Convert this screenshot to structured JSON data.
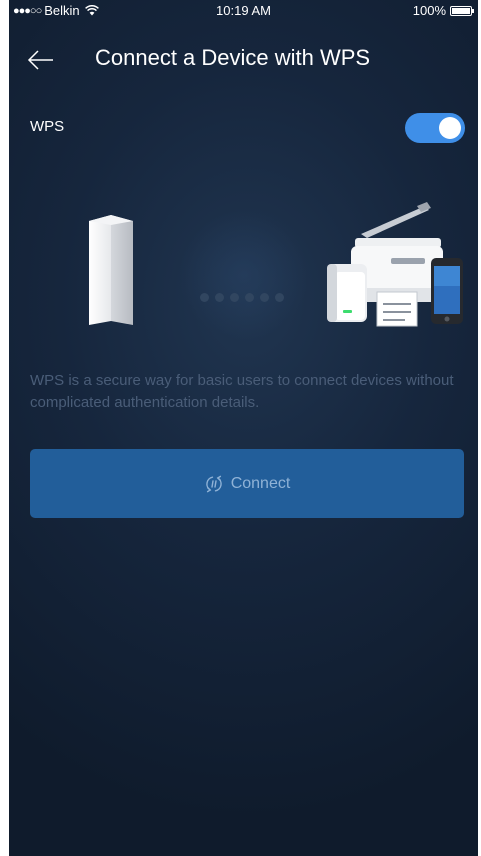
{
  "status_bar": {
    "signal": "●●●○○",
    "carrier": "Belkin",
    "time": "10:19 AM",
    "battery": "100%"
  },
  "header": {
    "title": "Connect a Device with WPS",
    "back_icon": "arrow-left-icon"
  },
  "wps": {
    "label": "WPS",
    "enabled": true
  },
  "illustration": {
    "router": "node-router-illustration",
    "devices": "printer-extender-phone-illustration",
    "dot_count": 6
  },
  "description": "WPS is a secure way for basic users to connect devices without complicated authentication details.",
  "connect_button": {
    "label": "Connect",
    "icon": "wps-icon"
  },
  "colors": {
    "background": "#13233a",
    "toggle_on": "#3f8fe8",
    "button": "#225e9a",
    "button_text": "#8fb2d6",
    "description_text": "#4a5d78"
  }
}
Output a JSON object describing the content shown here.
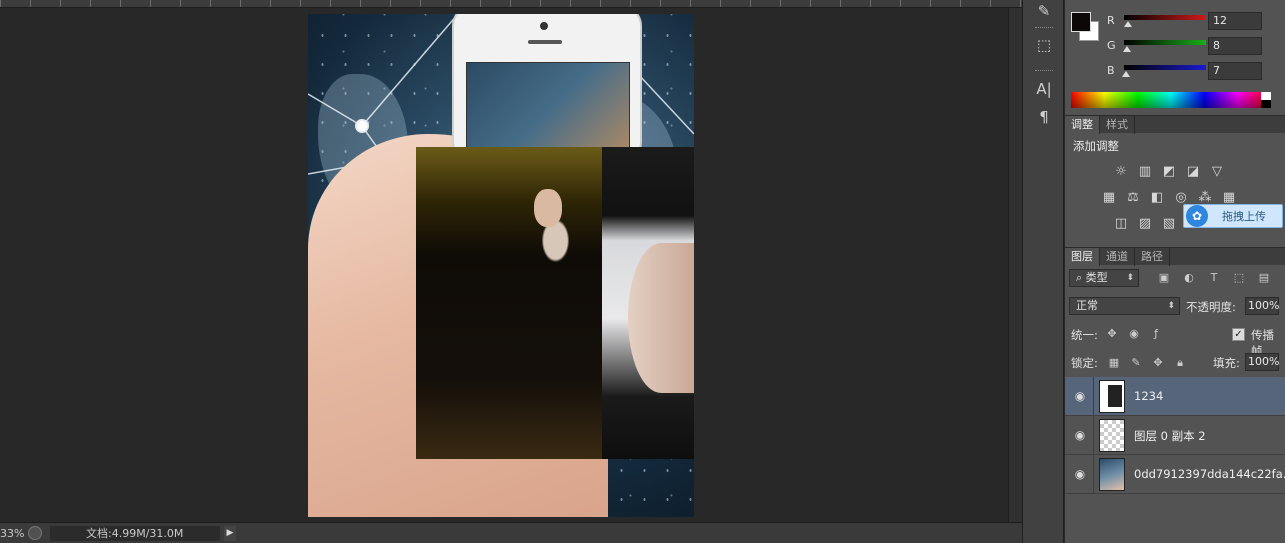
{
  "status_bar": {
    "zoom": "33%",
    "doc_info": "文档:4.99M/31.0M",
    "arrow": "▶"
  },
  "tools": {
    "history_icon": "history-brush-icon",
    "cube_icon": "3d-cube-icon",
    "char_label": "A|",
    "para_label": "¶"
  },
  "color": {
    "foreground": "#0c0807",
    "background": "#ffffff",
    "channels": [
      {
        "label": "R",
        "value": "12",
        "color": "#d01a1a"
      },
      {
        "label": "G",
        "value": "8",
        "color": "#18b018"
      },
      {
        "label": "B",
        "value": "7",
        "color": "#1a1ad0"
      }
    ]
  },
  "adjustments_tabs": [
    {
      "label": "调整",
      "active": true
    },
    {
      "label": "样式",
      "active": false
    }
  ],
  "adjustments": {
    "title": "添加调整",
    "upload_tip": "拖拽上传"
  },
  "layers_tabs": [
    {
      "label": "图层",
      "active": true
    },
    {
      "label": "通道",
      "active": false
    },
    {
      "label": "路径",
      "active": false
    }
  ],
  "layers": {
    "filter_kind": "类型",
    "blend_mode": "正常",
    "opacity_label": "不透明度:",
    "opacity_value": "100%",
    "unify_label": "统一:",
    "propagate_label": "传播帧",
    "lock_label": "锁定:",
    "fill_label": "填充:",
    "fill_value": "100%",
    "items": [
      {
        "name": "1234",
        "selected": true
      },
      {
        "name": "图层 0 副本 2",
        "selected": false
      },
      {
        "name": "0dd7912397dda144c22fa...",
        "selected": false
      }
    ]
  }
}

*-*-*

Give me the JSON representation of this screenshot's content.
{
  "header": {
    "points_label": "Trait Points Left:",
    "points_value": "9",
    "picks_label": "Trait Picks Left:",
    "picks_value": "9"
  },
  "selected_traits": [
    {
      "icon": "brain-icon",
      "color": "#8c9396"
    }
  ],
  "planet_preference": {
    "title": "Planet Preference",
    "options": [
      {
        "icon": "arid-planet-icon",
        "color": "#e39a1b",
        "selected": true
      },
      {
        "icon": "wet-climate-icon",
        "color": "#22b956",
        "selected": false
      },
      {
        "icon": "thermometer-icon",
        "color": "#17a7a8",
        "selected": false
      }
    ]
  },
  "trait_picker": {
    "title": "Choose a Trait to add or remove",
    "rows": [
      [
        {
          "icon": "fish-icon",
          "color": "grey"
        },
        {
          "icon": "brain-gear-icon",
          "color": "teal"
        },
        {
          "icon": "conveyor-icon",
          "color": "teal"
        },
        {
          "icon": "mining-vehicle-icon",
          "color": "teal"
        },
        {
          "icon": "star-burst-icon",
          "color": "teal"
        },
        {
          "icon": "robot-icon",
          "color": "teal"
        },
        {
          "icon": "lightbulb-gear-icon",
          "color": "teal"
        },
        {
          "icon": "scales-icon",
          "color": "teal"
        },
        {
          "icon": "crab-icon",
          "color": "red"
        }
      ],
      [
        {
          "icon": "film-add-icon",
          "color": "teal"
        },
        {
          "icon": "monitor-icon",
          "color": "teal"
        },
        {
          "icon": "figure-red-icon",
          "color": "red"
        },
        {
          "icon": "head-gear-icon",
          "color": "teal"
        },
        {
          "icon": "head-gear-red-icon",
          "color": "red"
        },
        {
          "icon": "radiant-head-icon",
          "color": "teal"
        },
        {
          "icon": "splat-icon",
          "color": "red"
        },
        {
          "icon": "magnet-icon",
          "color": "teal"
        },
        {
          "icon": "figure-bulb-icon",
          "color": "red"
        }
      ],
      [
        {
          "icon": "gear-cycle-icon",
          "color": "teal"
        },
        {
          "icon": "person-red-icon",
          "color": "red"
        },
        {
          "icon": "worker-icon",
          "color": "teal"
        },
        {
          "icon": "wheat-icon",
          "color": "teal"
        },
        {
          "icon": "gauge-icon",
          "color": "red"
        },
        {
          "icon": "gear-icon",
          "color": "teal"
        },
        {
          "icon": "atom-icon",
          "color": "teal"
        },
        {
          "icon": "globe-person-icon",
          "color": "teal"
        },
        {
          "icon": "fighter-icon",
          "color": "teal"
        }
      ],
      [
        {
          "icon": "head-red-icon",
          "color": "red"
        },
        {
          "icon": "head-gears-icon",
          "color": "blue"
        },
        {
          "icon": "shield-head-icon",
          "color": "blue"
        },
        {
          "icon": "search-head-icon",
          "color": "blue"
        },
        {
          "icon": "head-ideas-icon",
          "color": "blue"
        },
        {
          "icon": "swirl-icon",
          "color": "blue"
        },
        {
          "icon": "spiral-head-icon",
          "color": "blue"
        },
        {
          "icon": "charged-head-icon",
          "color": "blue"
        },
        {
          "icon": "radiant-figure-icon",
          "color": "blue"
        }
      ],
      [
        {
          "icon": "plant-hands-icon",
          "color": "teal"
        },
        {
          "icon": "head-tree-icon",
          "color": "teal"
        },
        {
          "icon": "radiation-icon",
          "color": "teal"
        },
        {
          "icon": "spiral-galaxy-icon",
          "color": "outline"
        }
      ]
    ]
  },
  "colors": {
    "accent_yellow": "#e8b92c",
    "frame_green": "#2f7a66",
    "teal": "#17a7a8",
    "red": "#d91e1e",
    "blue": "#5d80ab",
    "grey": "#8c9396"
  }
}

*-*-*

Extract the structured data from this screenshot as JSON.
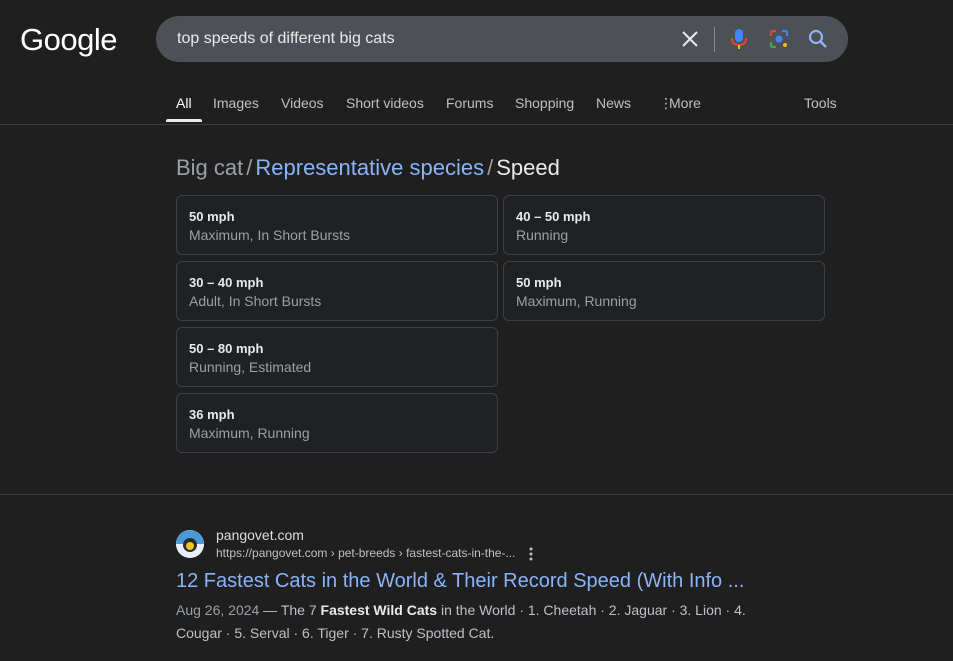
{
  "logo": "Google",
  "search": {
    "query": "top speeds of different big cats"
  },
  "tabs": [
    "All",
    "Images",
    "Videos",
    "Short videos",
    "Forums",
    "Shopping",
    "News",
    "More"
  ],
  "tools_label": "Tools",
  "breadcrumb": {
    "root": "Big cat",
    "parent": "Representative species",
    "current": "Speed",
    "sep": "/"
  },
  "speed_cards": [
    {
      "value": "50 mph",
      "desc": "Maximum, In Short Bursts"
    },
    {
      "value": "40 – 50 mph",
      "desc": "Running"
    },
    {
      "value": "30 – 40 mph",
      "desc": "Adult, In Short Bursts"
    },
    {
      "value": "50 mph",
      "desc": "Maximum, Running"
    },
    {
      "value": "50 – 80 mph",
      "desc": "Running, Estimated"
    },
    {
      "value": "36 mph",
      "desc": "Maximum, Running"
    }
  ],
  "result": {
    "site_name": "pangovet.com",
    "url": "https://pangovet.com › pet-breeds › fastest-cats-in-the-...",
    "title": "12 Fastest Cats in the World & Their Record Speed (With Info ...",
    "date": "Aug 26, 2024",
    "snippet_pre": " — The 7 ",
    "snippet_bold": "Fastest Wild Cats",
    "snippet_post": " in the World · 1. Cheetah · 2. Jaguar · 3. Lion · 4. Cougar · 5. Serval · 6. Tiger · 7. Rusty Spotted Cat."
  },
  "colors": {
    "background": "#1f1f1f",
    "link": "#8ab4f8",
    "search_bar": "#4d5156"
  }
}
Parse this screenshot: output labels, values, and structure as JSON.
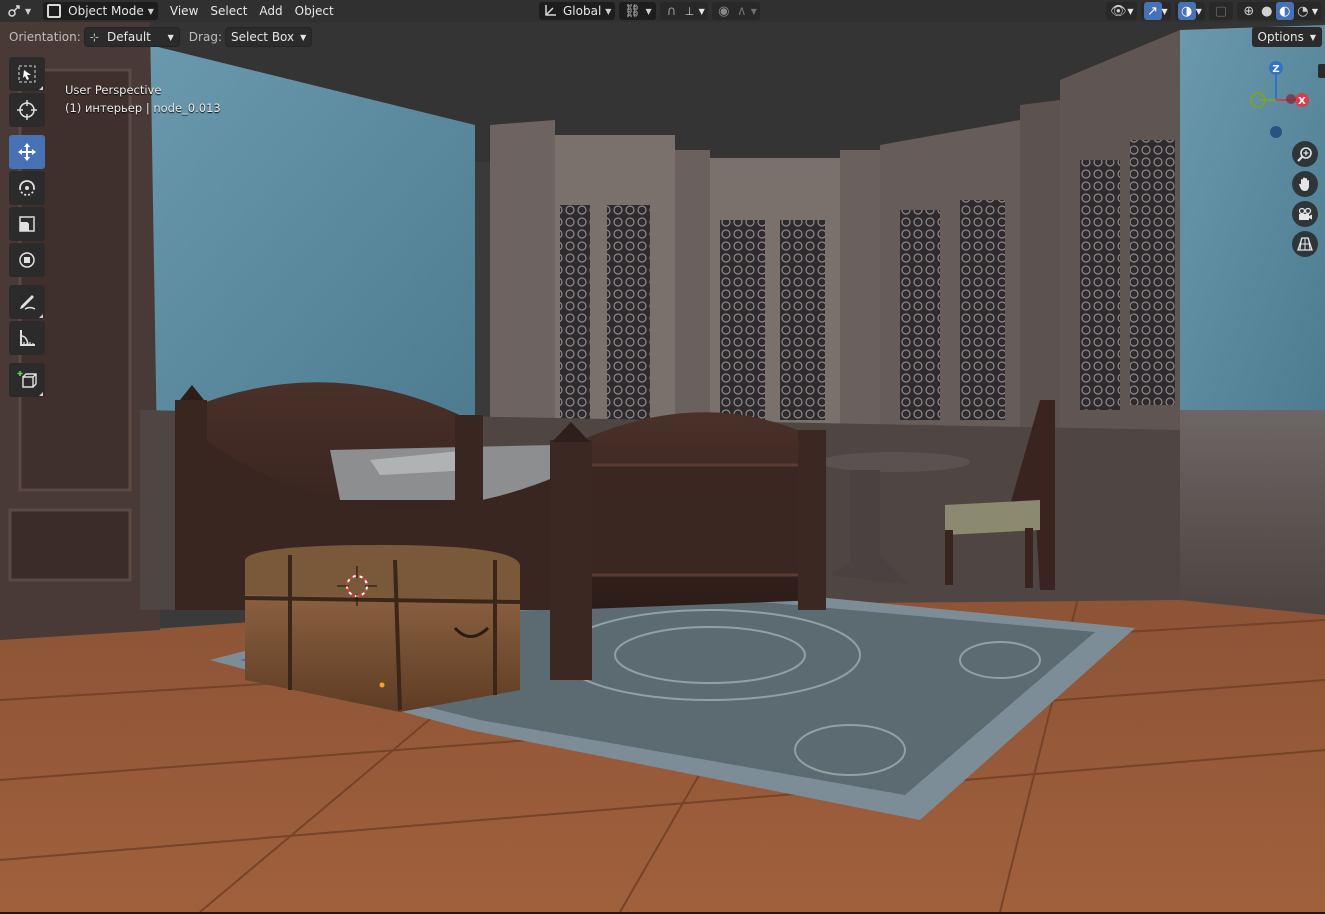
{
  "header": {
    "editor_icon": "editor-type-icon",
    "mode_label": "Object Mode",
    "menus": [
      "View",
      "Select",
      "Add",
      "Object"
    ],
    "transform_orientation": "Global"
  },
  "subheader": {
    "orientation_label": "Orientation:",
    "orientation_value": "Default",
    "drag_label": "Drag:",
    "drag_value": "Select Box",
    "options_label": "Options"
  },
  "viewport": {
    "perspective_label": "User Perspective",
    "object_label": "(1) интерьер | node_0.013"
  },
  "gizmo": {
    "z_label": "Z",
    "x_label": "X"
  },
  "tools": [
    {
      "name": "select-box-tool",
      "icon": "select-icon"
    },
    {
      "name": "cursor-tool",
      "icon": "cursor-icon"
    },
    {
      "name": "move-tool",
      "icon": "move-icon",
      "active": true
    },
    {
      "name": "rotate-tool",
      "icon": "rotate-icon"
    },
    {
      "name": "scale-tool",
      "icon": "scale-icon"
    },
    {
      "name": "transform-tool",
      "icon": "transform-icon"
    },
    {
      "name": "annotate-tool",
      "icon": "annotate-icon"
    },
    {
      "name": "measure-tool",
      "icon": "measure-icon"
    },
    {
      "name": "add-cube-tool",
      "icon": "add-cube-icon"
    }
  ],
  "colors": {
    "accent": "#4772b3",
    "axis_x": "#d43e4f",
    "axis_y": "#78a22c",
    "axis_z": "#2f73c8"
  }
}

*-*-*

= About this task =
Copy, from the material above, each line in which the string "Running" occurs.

= Expected answer =
      "desc": "Running"
      "desc": "Maximum, Running"
      "desc": "Running, Estimated"
      "desc": "Maximum, Running"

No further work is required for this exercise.